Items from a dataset
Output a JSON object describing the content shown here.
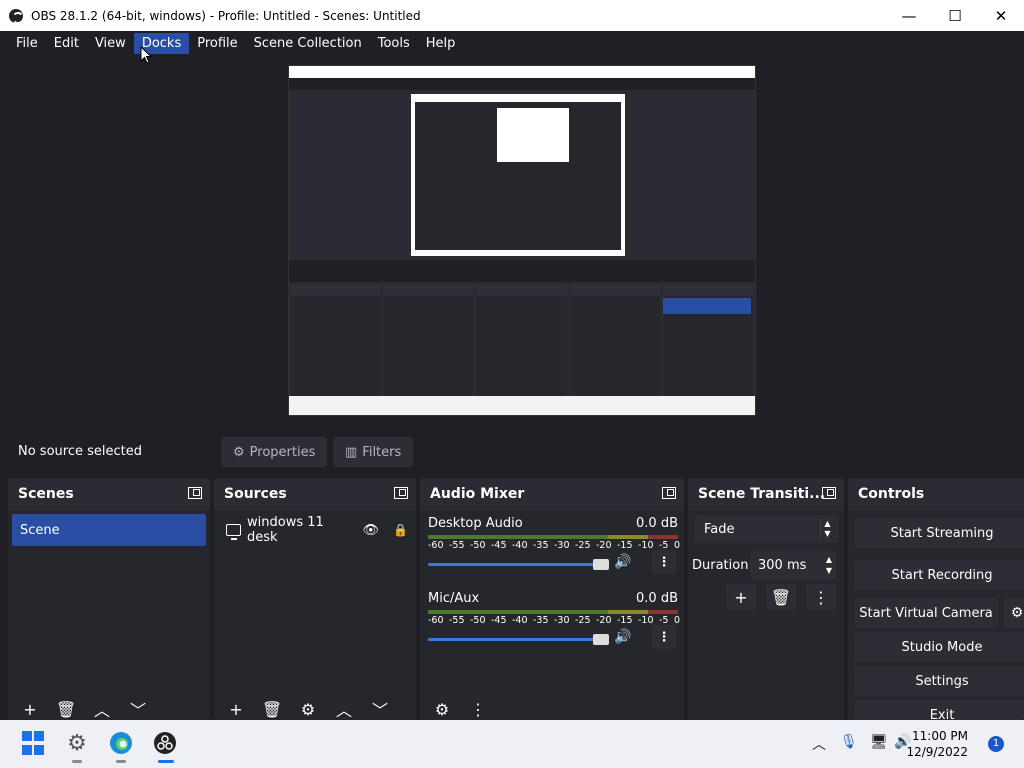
{
  "window": {
    "title": "OBS 28.1.2 (64-bit, windows) - Profile: Untitled - Scenes: Untitled",
    "minimize": "—",
    "maximize": "☐",
    "close": "✕"
  },
  "menu": [
    "File",
    "Edit",
    "View",
    "Docks",
    "Profile",
    "Scene Collection",
    "Tools",
    "Help"
  ],
  "source_bar": {
    "status": "No source selected",
    "properties": "Properties",
    "filters": "Filters"
  },
  "docks": {
    "scenes": {
      "title": "Scenes",
      "items": [
        "Scene"
      ]
    },
    "sources": {
      "title": "Sources",
      "items": [
        "windows 11 desk"
      ]
    },
    "audio": {
      "title": "Audio Mixer",
      "channels": [
        {
          "name": "Desktop Audio",
          "db": "0.0 dB"
        },
        {
          "name": "Mic/Aux",
          "db": "0.0 dB"
        }
      ],
      "ticks": [
        "-60",
        "-55",
        "-50",
        "-45",
        "-40",
        "-35",
        "-30",
        "-25",
        "-20",
        "-15",
        "-10",
        "-5",
        "0"
      ]
    },
    "transitions": {
      "title": "Scene Transiti...",
      "selected": "Fade",
      "duration_label": "Duration",
      "duration_value": "300 ms"
    },
    "controls": {
      "title": "Controls",
      "start_streaming": "Start Streaming",
      "start_recording": "Start Recording",
      "start_virtual_camera": "Start Virtual Camera",
      "studio_mode": "Studio Mode",
      "settings": "Settings",
      "exit": "Exit"
    }
  },
  "taskbar": {
    "time": "11:00 PM",
    "date": "12/9/2022",
    "notifications": "1"
  }
}
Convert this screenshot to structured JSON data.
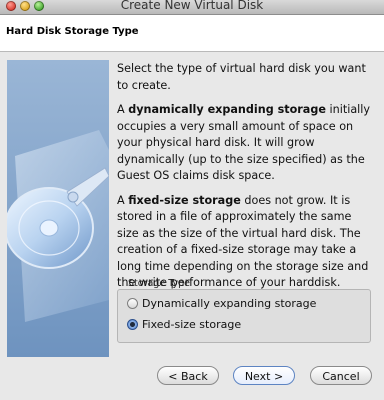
{
  "window": {
    "title": "Create New Virtual Disk"
  },
  "header": {
    "title": "Hard Disk Storage Type"
  },
  "content": {
    "intro": "Select the type of virtual hard disk you want to create.",
    "dynamic_bold": "dynamically expanding storage",
    "dynamic_lead": "A ",
    "dynamic_rest": " initially occupies a very small amount of space on your physical hard disk. It will grow dynamically (up to the size specified) as the Guest OS claims disk space.",
    "fixed_lead": "A ",
    "fixed_bold": "fixed-size storage",
    "fixed_rest": " does not grow. It is stored in a file of approximately the same size as the size of the virtual hard disk. The creation of a fixed-size storage may take a long time depending on the storage size and the write performance of your harddisk."
  },
  "storage_type": {
    "group_title": "Storage Type",
    "options": [
      {
        "label": "Dynamically expanding storage",
        "selected": false
      },
      {
        "label": "Fixed-size storage",
        "selected": true
      }
    ]
  },
  "buttons": {
    "back": "< Back",
    "next": "Next >",
    "cancel": "Cancel"
  },
  "colors": {
    "side_panel_top": "#9ab6d6",
    "side_panel_bottom": "#6e93bf",
    "default_button_border": "#5d84c2"
  }
}
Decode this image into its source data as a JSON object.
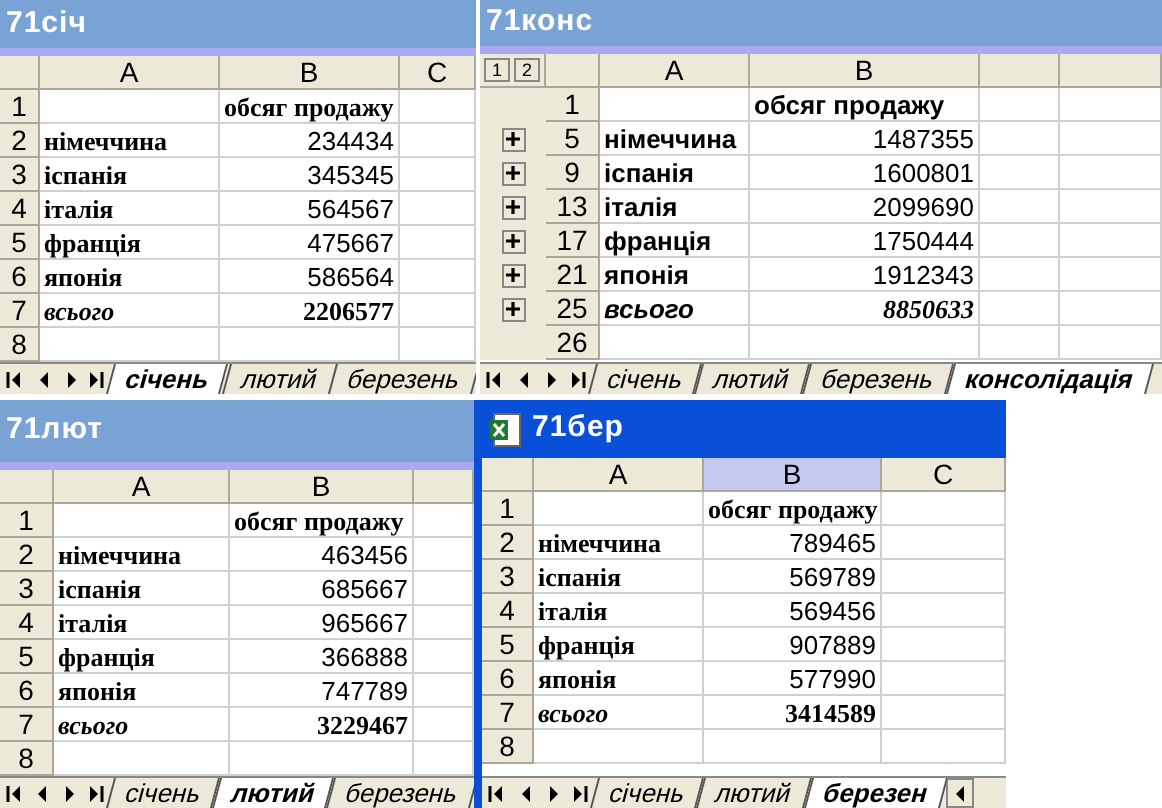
{
  "windows": [
    {
      "title": "71січ",
      "active": false,
      "kind": "sheet",
      "columns": [
        {
          "label": "A",
          "selected": false
        },
        {
          "label": "B",
          "selected": false
        },
        {
          "label": "C",
          "selected": false
        }
      ],
      "rows": [
        {
          "number": "1",
          "label": "",
          "value": "обсяг продажу",
          "kind": "header"
        },
        {
          "number": "2",
          "label": "німеччина",
          "value": "234434",
          "kind": "item"
        },
        {
          "number": "3",
          "label": "іспанія",
          "value": "345345",
          "kind": "item"
        },
        {
          "number": "4",
          "label": "італія",
          "value": "564567",
          "kind": "item"
        },
        {
          "number": "5",
          "label": "франція",
          "value": "475667",
          "kind": "item"
        },
        {
          "number": "6",
          "label": "японія",
          "value": "586564",
          "kind": "item"
        },
        {
          "number": "7",
          "label": "всього",
          "value": "2206577",
          "kind": "total"
        },
        {
          "number": "8",
          "kind": "empty"
        }
      ],
      "tabs": [
        {
          "label": "січень",
          "selected": true
        },
        {
          "label": "лютий",
          "selected": false
        },
        {
          "label": "березень",
          "selected": false
        }
      ]
    },
    {
      "title": "71конс",
      "active": false,
      "kind": "outline",
      "outline_levels": [
        "1",
        "2"
      ],
      "columns": [
        {
          "label": "A",
          "selected": false
        },
        {
          "label": "B",
          "selected": false
        }
      ],
      "rows": [
        {
          "number": "1",
          "label": "",
          "value": "обсяг продажу",
          "kind": "header"
        },
        {
          "number": "5",
          "label": "німеччина",
          "value": "1487355",
          "kind": "item",
          "collapsed": true
        },
        {
          "number": "9",
          "label": "іспанія",
          "value": "1600801",
          "kind": "item",
          "collapsed": true
        },
        {
          "number": "13",
          "label": "італія",
          "value": "2099690",
          "kind": "item",
          "collapsed": true
        },
        {
          "number": "17",
          "label": "франція",
          "value": "1750444",
          "kind": "item",
          "collapsed": true
        },
        {
          "number": "21",
          "label": "японія",
          "value": "1912343",
          "kind": "item",
          "collapsed": true
        },
        {
          "number": "25",
          "label": "всього",
          "value": "8850633",
          "kind": "total",
          "collapsed": true
        },
        {
          "number": "26",
          "kind": "empty"
        }
      ],
      "tabs": [
        {
          "label": "січень",
          "selected": false
        },
        {
          "label": "лютий",
          "selected": false
        },
        {
          "label": "березень",
          "selected": false
        },
        {
          "label": "консолідація",
          "selected": true
        }
      ]
    },
    {
      "title": "71лют",
      "active": false,
      "kind": "sheet",
      "columns": [
        {
          "label": "A",
          "selected": false
        },
        {
          "label": "B",
          "selected": false
        }
      ],
      "rows": [
        {
          "number": "1",
          "label": "",
          "value": "обсяг продажу",
          "kind": "header"
        },
        {
          "number": "2",
          "label": "німеччина",
          "value": "463456",
          "kind": "item"
        },
        {
          "number": "3",
          "label": "іспанія",
          "value": "685667",
          "kind": "item"
        },
        {
          "number": "4",
          "label": "італія",
          "value": "965667",
          "kind": "item"
        },
        {
          "number": "5",
          "label": "франція",
          "value": "366888",
          "kind": "item"
        },
        {
          "number": "6",
          "label": "японія",
          "value": "747789",
          "kind": "item"
        },
        {
          "number": "7",
          "label": "всього",
          "value": "3229467",
          "kind": "total"
        },
        {
          "number": "8",
          "kind": "empty"
        }
      ],
      "tabs": [
        {
          "label": "січень",
          "selected": false
        },
        {
          "label": "лютий",
          "selected": true
        },
        {
          "label": "березень",
          "selected": false
        }
      ]
    },
    {
      "title": "71бер",
      "active": true,
      "kind": "sheet",
      "columns": [
        {
          "label": "A",
          "selected": false
        },
        {
          "label": "B",
          "selected": true
        },
        {
          "label": "C",
          "selected": false
        }
      ],
      "rows": [
        {
          "number": "1",
          "label": "",
          "value": "обсяг продажу",
          "kind": "header"
        },
        {
          "number": "2",
          "label": "німеччина",
          "value": "789465",
          "kind": "item"
        },
        {
          "number": "3",
          "label": "іспанія",
          "value": "569789",
          "kind": "item"
        },
        {
          "number": "4",
          "label": "італія",
          "value": "569456",
          "kind": "item"
        },
        {
          "number": "5",
          "label": "франція",
          "value": "907889",
          "kind": "item"
        },
        {
          "number": "6",
          "label": "японія",
          "value": "577990",
          "kind": "item"
        },
        {
          "number": "7",
          "label": "всього",
          "value": "3414589",
          "kind": "total"
        },
        {
          "number": "8",
          "kind": "empty"
        }
      ],
      "tabs": [
        {
          "label": "січень",
          "selected": false
        },
        {
          "label": "лютий",
          "selected": false
        },
        {
          "label": "березен",
          "selected": true
        }
      ]
    }
  ]
}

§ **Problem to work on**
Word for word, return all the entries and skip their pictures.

§ **Answer to the problem**
Output a JSON object describing the content shown here.
{
  "window": {
    "title": "OBS 28.1.2 (64-bit, windows) - Profile: Untitled - Scenes: Untitled",
    "minimize": "—",
    "maximize": "☐",
    "close": "✕"
  },
  "menu": [
    "File",
    "Edit",
    "View",
    "Docks",
    "Profile",
    "Scene Collection",
    "Tools",
    "Help"
  ],
  "source_bar": {
    "status": "No source selected",
    "properties": "Properties",
    "filters": "Filters"
  },
  "docks": {
    "scenes": {
      "title": "Scenes",
      "items": [
        "Scene"
      ]
    },
    "sources": {
      "title": "Sources",
      "items": [
        "windows 11 desk"
      ]
    },
    "audio": {
      "title": "Audio Mixer",
      "channels": [
        {
          "name": "Desktop Audio",
          "db": "0.0 dB"
        },
        {
          "name": "Mic/Aux",
          "db": "0.0 dB"
        }
      ],
      "ticks": [
        "-60",
        "-55",
        "-50",
        "-45",
        "-40",
        "-35",
        "-30",
        "-25",
        "-20",
        "-15",
        "-10",
        "-5",
        "0"
      ]
    },
    "transitions": {
      "title": "Scene Transiti...",
      "selected": "Fade",
      "duration_label": "Duration",
      "duration_value": "300 ms"
    },
    "controls": {
      "title": "Controls",
      "start_streaming": "Start Streaming",
      "start_recording": "Start Recording",
      "start_virtual_camera": "Start Virtual Camera",
      "studio_mode": "Studio Mode",
      "settings": "Settings",
      "exit": "Exit"
    }
  },
  "taskbar": {
    "time": "11:00 PM",
    "date": "12/9/2022",
    "notifications": "1"
  }
}
Convert this screenshot to structured JSON data.
{
  "window": {
    "title": "Create New Virtual Disk"
  },
  "header": {
    "title": "Hard Disk Storage Type"
  },
  "content": {
    "intro": "Select the type of virtual hard disk you want to create.",
    "dynamic_bold": "dynamically expanding storage",
    "dynamic_lead": "A ",
    "dynamic_rest": " initially occupies a very small amount of space on your physical hard disk. It will grow dynamically (up to the size specified) as the Guest OS claims disk space.",
    "fixed_lead": "A ",
    "fixed_bold": "fixed-size storage",
    "fixed_rest": " does not grow. It is stored in a file of approximately the same size as the size of the virtual hard disk. The creation of a fixed-size storage may take a long time depending on the storage size and the write performance of your harddisk."
  },
  "storage_type": {
    "group_title": "Storage Type",
    "options": [
      {
        "label": "Dynamically expanding storage",
        "selected": false
      },
      {
        "label": "Fixed-size storage",
        "selected": true
      }
    ]
  },
  "buttons": {
    "back": "< Back",
    "next": "Next >",
    "cancel": "Cancel"
  },
  "colors": {
    "side_panel_top": "#9ab6d6",
    "side_panel_bottom": "#6e93bf",
    "default_button_border": "#5d84c2"
  }
}
Decode this image into its source data as a JSON object.
{
  "windows": [
    {
      "title": "71січ",
      "active": false,
      "kind": "sheet",
      "columns": [
        {
          "label": "A",
          "selected": false
        },
        {
          "label": "B",
          "selected": false
        },
        {
          "label": "C",
          "selected": false
        }
      ],
      "rows": [
        {
          "number": "1",
          "label": "",
          "value": "обсяг продажу",
          "kind": "header"
        },
        {
          "number": "2",
          "label": "німеччина",
          "value": "234434",
          "kind": "item"
        },
        {
          "number": "3",
          "label": "іспанія",
          "value": "345345",
          "kind": "item"
        },
        {
          "number": "4",
          "label": "італія",
          "value": "564567",
          "kind": "item"
        },
        {
          "number": "5",
          "label": "франція",
          "value": "475667",
          "kind": "item"
        },
        {
          "number": "6",
          "label": "японія",
          "value": "586564",
          "kind": "item"
        },
        {
          "number": "7",
          "label": "всього",
          "value": "2206577",
          "kind": "total"
        },
        {
          "number": "8",
          "kind": "empty"
        }
      ],
      "tabs": [
        {
          "label": "січень",
          "selected": true
        },
        {
          "label": "лютий",
          "selected": false
        },
        {
          "label": "березень",
          "selected": false
        }
      ]
    },
    {
      "title": "71конс",
      "active": false,
      "kind": "outline",
      "outline_levels": [
        "1",
        "2"
      ],
      "columns": [
        {
          "label": "A",
          "selected": false
        },
        {
          "label": "B",
          "selected": false
        }
      ],
      "rows": [
        {
          "number": "1",
          "label": "",
          "value": "обсяг продажу",
          "kind": "header"
        },
        {
          "number": "5",
          "label": "німеччина",
          "value": "1487355",
          "kind": "item",
          "collapsed": true
        },
        {
          "number": "9",
          "label": "іспанія",
          "value": "1600801",
          "kind": "item",
          "collapsed": true
        },
        {
          "number": "13",
          "label": "італія",
          "value": "2099690",
          "kind": "item",
          "collapsed": true
        },
        {
          "number": "17",
          "label": "франція",
          "value": "1750444",
          "kind": "item",
          "collapsed": true
        },
        {
          "number": "21",
          "label": "японія",
          "value": "1912343",
          "kind": "item",
          "collapsed": true
        },
        {
          "number": "25",
          "label": "всього",
          "value": "8850633",
          "kind": "total",
          "collapsed": true
        },
        {
          "number": "26",
          "kind": "empty"
        }
      ],
      "tabs": [
        {
          "label": "січень",
          "selected": false
        },
        {
          "label": "лютий",
          "selected": false
        },
        {
          "label": "березень",
          "selected": false
        },
        {
          "label": "консолідація",
          "selected": true
        }
      ]
    },
    {
      "title": "71лют",
      "active": false,
      "kind": "sheet",
      "columns": [
        {
          "label": "A",
          "selected": false
        },
        {
          "label": "B",
          "selected": false
        }
      ],
      "rows": [
        {
          "number": "1",
          "label": "",
          "value": "обсяг продажу",
          "kind": "header"
        },
        {
          "number": "2",
          "label": "німеччина",
          "value": "463456",
          "kind": "item"
        },
        {
          "number": "3",
          "label": "іспанія",
          "value": "685667",
          "kind": "item"
        },
        {
          "number": "4",
          "label": "італія",
          "value": "965667",
          "kind": "item"
        },
        {
          "number": "5",
          "label": "франція",
          "value": "366888",
          "kind": "item"
        },
        {
          "number": "6",
          "label": "японія",
          "value": "747789",
          "kind": "item"
        },
        {
          "number": "7",
          "label": "всього",
          "value": "3229467",
          "kind": "total"
        },
        {
          "number": "8",
          "kind": "empty"
        }
      ],
      "tabs": [
        {
          "label": "січень",
          "selected": false
        },
        {
          "label": "лютий",
          "selected": true
        },
        {
          "label": "березень",
          "selected": false
        }
      ]
    },
    {
      "title": "71бер",
      "active": true,
      "kind": "sheet",
      "columns": [
        {
          "label": "A",
          "selected": false
        },
        {
          "label": "B",
          "selected": true
        },
        {
          "label": "C",
          "selected": false
        }
      ],
      "rows": [
        {
          "number": "1",
          "label": "",
          "value": "обсяг продажу",
          "kind": "header"
        },
        {
          "number": "2",
          "label": "німеччина",
          "value": "789465",
          "kind": "item"
        },
        {
          "number": "3",
          "label": "іспанія",
          "value": "569789",
          "kind": "item"
        },
        {
          "number": "4",
          "label": "італія",
          "value": "569456",
          "kind": "item"
        },
        {
          "number": "5",
          "label": "франція",
          "value": "907889",
          "kind": "item"
        },
        {
          "number": "6",
          "label": "японія",
          "value": "577990",
          "kind": "item"
        },
        {
          "number": "7",
          "label": "всього",
          "value": "3414589",
          "kind": "total"
        },
        {
          "number": "8",
          "kind": "empty"
        }
      ],
      "tabs": [
        {
          "label": "січень",
          "selected": false
        },
        {
          "label": "лютий",
          "selected": false
        },
        {
          "label": "березен",
          "selected": true
        }
      ]
    }
  ]
}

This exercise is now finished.